*** EXTRACTED DATA Section Begins ***

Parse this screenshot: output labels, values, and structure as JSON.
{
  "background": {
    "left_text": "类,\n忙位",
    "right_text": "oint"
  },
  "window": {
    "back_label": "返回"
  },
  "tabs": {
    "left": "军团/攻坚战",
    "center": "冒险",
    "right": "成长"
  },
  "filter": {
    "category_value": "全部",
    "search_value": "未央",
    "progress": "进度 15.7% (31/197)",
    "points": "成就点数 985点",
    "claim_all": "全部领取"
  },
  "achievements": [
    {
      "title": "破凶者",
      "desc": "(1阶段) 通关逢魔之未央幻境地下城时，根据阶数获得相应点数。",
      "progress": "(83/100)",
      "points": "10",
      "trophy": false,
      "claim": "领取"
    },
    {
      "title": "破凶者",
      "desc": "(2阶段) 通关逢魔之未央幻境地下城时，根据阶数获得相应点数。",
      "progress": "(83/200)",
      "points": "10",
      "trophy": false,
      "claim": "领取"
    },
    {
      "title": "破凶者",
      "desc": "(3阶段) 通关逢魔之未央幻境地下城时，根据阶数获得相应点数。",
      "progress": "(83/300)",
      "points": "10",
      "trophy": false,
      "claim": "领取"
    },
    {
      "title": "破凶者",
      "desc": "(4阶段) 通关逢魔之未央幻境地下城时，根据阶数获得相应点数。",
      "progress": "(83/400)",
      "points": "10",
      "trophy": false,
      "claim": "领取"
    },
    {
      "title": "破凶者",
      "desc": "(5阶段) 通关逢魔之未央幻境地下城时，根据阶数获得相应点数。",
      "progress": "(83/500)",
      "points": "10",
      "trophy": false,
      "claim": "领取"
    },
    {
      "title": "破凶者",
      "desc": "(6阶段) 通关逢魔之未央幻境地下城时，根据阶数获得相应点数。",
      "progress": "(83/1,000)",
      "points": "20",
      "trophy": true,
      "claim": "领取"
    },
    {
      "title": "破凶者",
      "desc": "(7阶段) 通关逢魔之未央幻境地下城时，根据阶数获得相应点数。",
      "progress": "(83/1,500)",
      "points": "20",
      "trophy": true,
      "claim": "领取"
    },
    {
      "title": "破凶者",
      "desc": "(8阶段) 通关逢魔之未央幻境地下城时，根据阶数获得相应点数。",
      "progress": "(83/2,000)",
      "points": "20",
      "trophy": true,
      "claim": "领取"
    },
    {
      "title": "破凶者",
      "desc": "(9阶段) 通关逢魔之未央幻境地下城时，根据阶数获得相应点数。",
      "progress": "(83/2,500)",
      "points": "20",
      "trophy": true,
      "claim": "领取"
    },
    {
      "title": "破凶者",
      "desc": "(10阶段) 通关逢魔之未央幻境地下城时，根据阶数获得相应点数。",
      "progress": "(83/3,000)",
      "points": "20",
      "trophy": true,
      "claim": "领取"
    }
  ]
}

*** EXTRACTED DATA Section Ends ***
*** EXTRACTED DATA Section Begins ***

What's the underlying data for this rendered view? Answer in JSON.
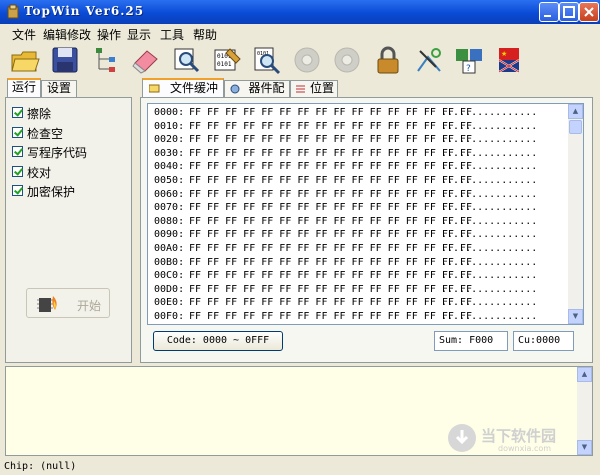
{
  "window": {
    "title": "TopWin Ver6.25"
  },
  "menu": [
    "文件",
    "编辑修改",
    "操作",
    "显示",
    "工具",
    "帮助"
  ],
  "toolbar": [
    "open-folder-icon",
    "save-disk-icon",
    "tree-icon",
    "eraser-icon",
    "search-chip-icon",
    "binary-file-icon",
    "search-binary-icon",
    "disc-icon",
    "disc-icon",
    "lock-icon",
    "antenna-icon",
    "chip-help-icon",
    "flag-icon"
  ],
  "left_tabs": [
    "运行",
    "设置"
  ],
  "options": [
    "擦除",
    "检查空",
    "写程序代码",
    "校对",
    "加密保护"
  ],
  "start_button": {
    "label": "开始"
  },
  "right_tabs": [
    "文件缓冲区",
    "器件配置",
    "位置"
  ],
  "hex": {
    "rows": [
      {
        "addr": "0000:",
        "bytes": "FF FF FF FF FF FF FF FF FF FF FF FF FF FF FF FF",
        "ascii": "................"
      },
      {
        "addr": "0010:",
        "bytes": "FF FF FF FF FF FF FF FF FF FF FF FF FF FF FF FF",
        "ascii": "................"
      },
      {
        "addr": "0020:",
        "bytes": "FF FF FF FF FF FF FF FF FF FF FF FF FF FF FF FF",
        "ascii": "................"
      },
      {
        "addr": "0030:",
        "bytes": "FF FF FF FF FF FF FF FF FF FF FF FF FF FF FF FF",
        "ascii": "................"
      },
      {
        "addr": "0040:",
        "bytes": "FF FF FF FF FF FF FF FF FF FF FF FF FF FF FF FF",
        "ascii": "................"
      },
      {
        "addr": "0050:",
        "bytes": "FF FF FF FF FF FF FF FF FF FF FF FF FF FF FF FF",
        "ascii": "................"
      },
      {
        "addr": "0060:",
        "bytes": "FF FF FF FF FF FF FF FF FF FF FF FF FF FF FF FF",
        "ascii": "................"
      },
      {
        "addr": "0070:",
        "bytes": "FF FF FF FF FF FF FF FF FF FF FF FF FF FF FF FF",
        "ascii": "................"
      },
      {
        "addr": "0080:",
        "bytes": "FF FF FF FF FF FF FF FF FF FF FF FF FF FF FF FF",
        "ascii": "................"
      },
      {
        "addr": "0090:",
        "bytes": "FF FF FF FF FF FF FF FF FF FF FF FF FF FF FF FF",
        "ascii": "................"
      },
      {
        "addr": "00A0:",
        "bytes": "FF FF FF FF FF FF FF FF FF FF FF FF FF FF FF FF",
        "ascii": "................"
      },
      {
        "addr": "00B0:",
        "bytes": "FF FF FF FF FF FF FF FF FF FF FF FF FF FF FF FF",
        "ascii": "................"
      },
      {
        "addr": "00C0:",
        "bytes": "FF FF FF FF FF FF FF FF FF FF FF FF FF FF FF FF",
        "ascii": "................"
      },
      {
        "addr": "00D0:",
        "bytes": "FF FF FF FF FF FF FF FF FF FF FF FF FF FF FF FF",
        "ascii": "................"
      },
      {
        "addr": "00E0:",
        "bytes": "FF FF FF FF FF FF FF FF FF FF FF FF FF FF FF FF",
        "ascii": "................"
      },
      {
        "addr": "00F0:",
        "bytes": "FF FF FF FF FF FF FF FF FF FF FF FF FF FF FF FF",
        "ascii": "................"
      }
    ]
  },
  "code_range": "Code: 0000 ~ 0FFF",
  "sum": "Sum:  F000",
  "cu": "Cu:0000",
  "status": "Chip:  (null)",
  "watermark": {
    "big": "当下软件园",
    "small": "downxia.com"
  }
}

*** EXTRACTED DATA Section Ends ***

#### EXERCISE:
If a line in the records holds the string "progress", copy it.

#### PROBLEM SOLUTION:
    "progress": "进度 15.7% (31/197)",
      "progress": "(83/100)",
      "progress": "(83/200)",
      "progress": "(83/300)",
      "progress": "(83/400)",
      "progress": "(83/500)",
      "progress": "(83/1,000)",
      "progress": "(83/1,500)",
      "progress": "(83/2,000)",
      "progress": "(83/2,500)",
      "progress": "(83/3,000)",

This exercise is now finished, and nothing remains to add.